▶ **Given records**:
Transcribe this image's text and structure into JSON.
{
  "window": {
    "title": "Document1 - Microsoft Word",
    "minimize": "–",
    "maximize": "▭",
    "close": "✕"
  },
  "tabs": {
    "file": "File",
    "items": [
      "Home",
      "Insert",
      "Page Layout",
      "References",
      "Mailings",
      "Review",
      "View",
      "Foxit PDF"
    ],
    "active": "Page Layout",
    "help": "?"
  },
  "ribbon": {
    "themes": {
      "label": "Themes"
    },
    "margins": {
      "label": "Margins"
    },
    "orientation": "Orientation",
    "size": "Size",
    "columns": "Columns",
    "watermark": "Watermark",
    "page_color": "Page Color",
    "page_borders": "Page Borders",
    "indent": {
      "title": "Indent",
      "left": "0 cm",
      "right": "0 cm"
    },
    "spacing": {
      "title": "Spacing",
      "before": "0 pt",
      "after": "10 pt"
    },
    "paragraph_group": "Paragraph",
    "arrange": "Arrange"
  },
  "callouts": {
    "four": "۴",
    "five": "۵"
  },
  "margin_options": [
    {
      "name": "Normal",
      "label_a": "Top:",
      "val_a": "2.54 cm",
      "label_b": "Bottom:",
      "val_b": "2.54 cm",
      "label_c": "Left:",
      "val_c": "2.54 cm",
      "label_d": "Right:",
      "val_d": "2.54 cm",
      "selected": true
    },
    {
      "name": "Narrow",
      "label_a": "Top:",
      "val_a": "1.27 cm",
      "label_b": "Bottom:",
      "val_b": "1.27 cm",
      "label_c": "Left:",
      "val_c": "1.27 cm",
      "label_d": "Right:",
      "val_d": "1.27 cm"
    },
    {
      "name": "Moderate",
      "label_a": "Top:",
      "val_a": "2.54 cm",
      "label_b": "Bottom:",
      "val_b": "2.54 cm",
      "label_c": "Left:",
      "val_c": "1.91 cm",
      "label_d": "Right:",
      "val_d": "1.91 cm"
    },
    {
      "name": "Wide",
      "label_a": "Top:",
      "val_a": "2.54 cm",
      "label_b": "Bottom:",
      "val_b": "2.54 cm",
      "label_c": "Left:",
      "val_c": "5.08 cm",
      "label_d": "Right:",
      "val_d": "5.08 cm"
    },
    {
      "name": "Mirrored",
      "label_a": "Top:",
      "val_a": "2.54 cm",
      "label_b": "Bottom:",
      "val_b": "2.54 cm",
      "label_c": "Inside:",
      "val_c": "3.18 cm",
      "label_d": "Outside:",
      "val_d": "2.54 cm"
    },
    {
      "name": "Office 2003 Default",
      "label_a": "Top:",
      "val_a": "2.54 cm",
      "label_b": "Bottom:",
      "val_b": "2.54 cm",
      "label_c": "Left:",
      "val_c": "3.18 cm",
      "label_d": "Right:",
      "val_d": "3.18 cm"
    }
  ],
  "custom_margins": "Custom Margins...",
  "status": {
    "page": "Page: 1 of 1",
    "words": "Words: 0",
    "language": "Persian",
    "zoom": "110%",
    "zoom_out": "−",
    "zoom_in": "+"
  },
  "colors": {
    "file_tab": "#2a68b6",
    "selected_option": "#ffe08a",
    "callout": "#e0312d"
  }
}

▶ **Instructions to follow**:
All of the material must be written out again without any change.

▶ **Reply**:
Transcribe this image's text and structure into JSON.
{
  "window": {
    "title": "Document1 - Microsoft Word",
    "minimize": "–",
    "maximize": "▭",
    "close": "✕"
  },
  "tabs": {
    "file": "File",
    "items": [
      "Home",
      "Insert",
      "Page Layout",
      "References",
      "Mailings",
      "Review",
      "View",
      "Foxit PDF"
    ],
    "active": "Page Layout",
    "help": "?"
  },
  "ribbon": {
    "themes": {
      "label": "Themes"
    },
    "margins": {
      "label": "Margins"
    },
    "orientation": "Orientation",
    "size": "Size",
    "columns": "Columns",
    "watermark": "Watermark",
    "page_color": "Page Color",
    "page_borders": "Page Borders",
    "indent": {
      "title": "Indent",
      "left": "0 cm",
      "right": "0 cm"
    },
    "spacing": {
      "title": "Spacing",
      "before": "0 pt",
      "after": "10 pt"
    },
    "paragraph_group": "Paragraph",
    "arrange": "Arrange"
  },
  "callouts": {
    "four": "۴",
    "five": "۵"
  },
  "margin_options": [
    {
      "name": "Normal",
      "label_a": "Top:",
      "val_a": "2.54 cm",
      "label_b": "Bottom:",
      "val_b": "2.54 cm",
      "label_c": "Left:",
      "val_c": "2.54 cm",
      "label_d": "Right:",
      "val_d": "2.54 cm",
      "selected": true
    },
    {
      "name": "Narrow",
      "label_a": "Top:",
      "val_a": "1.27 cm",
      "label_b": "Bottom:",
      "val_b": "1.27 cm",
      "label_c": "Left:",
      "val_c": "1.27 cm",
      "label_d": "Right:",
      "val_d": "1.27 cm"
    },
    {
      "name": "Moderate",
      "label_a": "Top:",
      "val_a": "2.54 cm",
      "label_b": "Bottom:",
      "val_b": "2.54 cm",
      "label_c": "Left:",
      "val_c": "1.91 cm",
      "label_d": "Right:",
      "val_d": "1.91 cm"
    },
    {
      "name": "Wide",
      "label_a": "Top:",
      "val_a": "2.54 cm",
      "label_b": "Bottom:",
      "val_b": "2.54 cm",
      "label_c": "Left:",
      "val_c": "5.08 cm",
      "label_d": "Right:",
      "val_d": "5.08 cm"
    },
    {
      "name": "Mirrored",
      "label_a": "Top:",
      "val_a": "2.54 cm",
      "label_b": "Bottom:",
      "val_b": "2.54 cm",
      "label_c": "Inside:",
      "val_c": "3.18 cm",
      "label_d": "Outside:",
      "val_d": "2.54 cm"
    },
    {
      "name": "Office 2003 Default",
      "label_a": "Top:",
      "val_a": "2.54 cm",
      "label_b": "Bottom:",
      "val_b": "2.54 cm",
      "label_c": "Left:",
      "val_c": "3.18 cm",
      "label_d": "Right:",
      "val_d": "3.18 cm"
    }
  ],
  "custom_margins": "Custom Margins...",
  "status": {
    "page": "Page: 1 of 1",
    "words": "Words: 0",
    "language": "Persian",
    "zoom": "110%",
    "zoom_out": "−",
    "zoom_in": "+"
  },
  "colors": {
    "file_tab": "#2a68b6",
    "selected_option": "#ffe08a",
    "callout": "#e0312d"
  }
}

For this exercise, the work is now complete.